A particular story emerged these days and it all happened via Twitter, from a user who publicly complained that his gamerpic profile is now frowned upon, being taken from the era of Xbox 360, and ended with a Xbox official engineer saw this and decided he cared a lot, and then tweaked the image to work in the new interface.
In itself it has little public relevance, but the way the problem developed is undoubtedly pleasant and involves the community until it is resolved.. User Gabriel Roland started the issue with the tweet below: “With each passing generation, Xbox tries to humiliate my Pac-Man ghost avatar by reducing it in size. More and more. I do not give up. I bought this gamerpic for 80 Xbox Points in 2006 and I don’t want it to be the best dollar I’ve ever spent until the oceans boil,” says the message.
The problem is that with the progressive increase in resolution, old images imported as gamerpic into Xbox Live user profiles become smaller and smaller and invisible, if not officially updated and optimized for higher resolutions.
What’s even more comical, however, is the fact that the Xbox engineer, Eden Marie, took the matter seriously and embarked on particularly hard work to try adapt the image to new interface standards. Marie also illustrated on Twitter pretty much every step taken to solve the problem, starting with buying the same image pack so she could experience it firsthand, noting that it now costs $2.38.
At the end of a long and complex process, which also led to the discovery that PNG images used as game images can maintain transparency effects, as well as historical digressions on some background in the development of the interface, such as the fact that “a long one Some time ago, someone decided that no matter how big you wanted a gamerpic, on Xbox 360 it couldn’t exceed the size of 72×72 pixels, with the space around it filled with a shaded version of the same image.

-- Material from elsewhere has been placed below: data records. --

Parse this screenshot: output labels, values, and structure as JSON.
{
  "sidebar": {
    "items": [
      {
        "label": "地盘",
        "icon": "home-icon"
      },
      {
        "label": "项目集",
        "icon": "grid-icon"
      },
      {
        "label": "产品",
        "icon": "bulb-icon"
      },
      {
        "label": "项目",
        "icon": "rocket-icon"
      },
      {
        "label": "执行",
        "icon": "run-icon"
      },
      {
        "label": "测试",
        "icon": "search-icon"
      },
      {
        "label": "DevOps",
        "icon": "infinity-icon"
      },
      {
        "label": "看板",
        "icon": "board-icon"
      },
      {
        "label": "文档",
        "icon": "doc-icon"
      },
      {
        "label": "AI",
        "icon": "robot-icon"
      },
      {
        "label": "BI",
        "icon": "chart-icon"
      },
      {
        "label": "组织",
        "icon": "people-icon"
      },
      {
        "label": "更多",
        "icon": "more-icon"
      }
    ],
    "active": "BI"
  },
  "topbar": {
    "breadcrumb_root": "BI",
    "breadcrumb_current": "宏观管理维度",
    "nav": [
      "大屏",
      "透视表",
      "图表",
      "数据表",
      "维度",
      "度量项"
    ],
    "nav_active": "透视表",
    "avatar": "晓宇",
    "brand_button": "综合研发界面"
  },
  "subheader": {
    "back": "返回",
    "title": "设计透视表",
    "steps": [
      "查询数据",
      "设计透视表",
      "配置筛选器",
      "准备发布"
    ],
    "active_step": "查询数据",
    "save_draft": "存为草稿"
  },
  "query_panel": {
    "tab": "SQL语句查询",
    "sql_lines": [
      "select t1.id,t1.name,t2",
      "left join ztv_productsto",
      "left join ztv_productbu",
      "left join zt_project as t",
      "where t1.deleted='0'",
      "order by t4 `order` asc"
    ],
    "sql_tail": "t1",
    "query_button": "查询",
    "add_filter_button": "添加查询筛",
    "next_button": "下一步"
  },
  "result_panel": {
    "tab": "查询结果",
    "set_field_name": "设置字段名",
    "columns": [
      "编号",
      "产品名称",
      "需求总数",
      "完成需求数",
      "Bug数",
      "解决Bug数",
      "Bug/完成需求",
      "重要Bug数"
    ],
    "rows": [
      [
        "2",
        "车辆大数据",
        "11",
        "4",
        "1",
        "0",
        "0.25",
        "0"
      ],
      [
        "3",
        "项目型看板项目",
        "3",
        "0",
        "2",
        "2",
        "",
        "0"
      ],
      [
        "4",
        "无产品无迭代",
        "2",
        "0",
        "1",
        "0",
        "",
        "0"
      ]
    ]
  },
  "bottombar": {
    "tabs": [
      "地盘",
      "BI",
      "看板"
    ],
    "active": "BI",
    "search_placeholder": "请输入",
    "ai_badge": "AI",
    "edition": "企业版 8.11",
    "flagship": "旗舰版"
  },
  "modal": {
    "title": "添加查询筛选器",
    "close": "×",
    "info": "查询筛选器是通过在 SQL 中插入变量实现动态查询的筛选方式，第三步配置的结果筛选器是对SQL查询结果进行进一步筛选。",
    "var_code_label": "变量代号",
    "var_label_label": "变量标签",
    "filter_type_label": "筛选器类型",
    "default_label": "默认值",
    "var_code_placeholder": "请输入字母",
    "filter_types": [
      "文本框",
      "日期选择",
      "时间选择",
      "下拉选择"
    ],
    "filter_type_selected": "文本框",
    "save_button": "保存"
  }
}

Eventually the issue was resolved., to Roland’s delight, who also praised him for never having seen such speed in solving the problem, with Marie responding that “It helped a lot that your initial report made me laugh”.